> _Dataset entries_

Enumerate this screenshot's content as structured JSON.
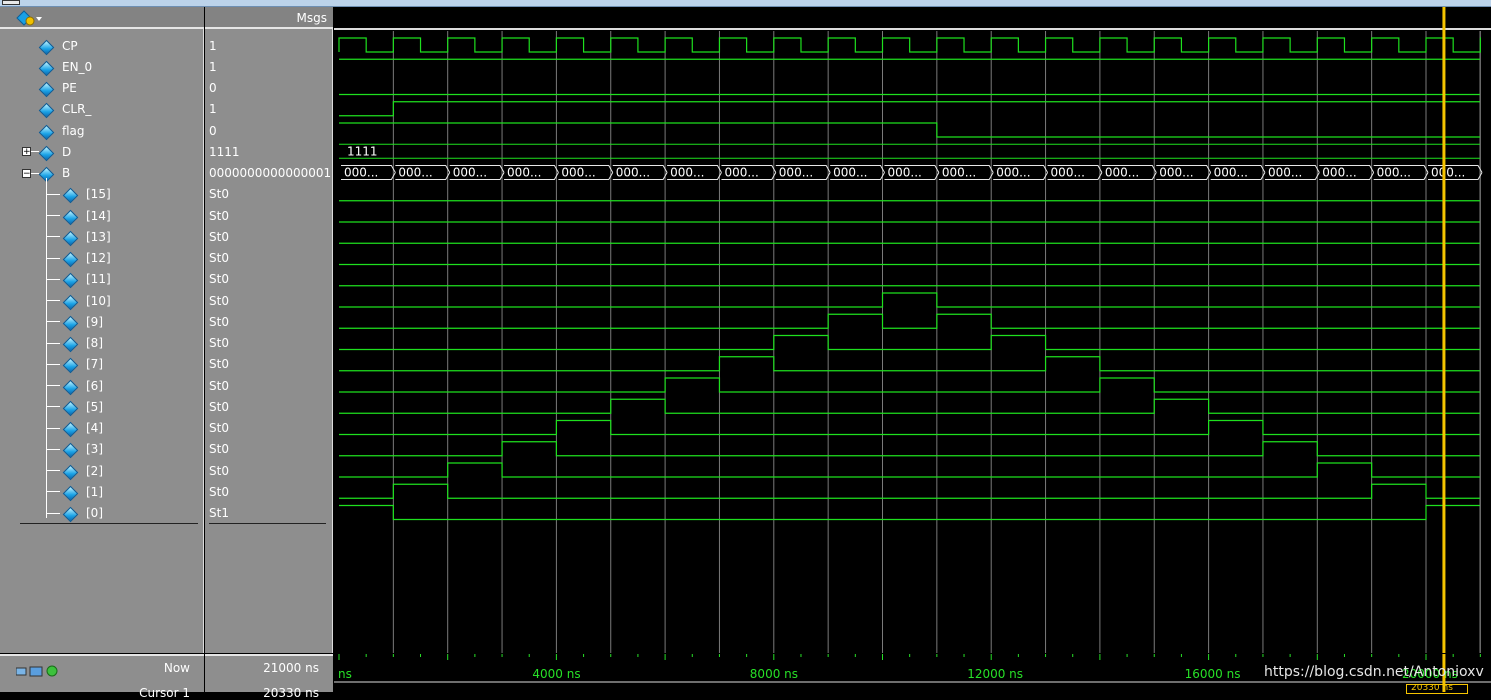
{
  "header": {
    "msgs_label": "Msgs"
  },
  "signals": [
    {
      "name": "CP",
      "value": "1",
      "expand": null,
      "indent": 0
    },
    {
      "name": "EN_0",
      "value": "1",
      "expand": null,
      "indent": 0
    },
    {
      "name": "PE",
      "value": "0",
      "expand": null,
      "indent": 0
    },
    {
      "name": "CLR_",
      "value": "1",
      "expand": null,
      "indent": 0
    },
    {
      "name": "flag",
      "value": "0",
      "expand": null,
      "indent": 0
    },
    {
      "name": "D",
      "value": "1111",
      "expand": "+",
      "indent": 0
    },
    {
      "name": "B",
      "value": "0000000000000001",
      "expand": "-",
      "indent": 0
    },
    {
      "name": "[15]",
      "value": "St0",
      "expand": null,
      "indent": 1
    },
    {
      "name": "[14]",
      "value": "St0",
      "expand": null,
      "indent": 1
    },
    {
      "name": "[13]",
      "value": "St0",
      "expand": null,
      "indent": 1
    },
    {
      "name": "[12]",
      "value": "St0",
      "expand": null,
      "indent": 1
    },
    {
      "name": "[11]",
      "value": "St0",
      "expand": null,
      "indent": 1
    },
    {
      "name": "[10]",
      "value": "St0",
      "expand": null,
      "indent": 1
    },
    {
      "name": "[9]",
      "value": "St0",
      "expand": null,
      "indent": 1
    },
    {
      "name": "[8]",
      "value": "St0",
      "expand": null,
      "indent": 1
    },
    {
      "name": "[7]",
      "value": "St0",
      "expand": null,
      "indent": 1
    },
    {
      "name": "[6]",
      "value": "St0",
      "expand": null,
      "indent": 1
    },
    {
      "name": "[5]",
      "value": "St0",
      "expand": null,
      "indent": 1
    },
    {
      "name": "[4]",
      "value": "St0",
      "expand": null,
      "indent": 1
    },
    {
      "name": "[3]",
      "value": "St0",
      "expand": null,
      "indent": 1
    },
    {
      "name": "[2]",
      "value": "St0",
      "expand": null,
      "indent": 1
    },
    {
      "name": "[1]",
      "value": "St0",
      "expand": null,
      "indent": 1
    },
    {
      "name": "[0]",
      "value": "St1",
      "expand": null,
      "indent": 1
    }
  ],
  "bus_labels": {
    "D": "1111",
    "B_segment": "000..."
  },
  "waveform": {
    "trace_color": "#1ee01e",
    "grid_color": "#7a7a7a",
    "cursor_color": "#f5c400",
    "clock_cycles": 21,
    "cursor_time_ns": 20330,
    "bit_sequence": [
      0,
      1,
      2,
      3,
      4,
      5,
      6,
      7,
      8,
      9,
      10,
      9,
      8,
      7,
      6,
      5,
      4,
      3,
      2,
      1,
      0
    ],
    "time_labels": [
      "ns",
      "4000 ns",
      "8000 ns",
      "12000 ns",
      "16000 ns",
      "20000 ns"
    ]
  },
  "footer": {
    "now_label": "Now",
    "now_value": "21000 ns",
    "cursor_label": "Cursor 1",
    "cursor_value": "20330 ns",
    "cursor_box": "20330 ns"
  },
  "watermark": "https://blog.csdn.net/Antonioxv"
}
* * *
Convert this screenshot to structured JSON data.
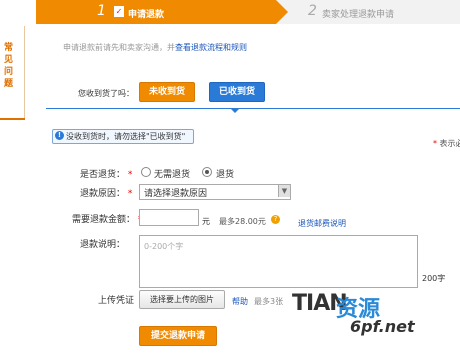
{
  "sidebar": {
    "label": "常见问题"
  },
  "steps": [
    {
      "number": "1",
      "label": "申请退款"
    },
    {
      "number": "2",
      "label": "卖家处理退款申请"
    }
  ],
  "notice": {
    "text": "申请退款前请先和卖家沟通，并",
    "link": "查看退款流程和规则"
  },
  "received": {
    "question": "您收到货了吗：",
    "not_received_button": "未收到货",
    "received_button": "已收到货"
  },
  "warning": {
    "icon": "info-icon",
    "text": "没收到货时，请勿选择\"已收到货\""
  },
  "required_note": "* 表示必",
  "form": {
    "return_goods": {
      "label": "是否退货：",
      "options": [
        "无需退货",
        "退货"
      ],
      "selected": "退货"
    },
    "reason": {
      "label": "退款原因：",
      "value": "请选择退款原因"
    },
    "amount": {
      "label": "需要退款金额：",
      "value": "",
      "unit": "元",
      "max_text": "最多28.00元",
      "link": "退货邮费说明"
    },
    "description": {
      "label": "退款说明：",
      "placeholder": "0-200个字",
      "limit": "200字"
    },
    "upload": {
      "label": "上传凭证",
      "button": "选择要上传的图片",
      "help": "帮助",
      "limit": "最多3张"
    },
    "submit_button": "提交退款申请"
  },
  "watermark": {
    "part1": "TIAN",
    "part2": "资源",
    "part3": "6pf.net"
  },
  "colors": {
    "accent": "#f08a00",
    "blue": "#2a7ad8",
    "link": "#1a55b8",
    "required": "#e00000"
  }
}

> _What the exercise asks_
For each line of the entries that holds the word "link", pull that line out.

> _Answer_
    "link": "查看退款流程和规则"
      "link": "退货邮费说明"
    "link": "#1a55b8",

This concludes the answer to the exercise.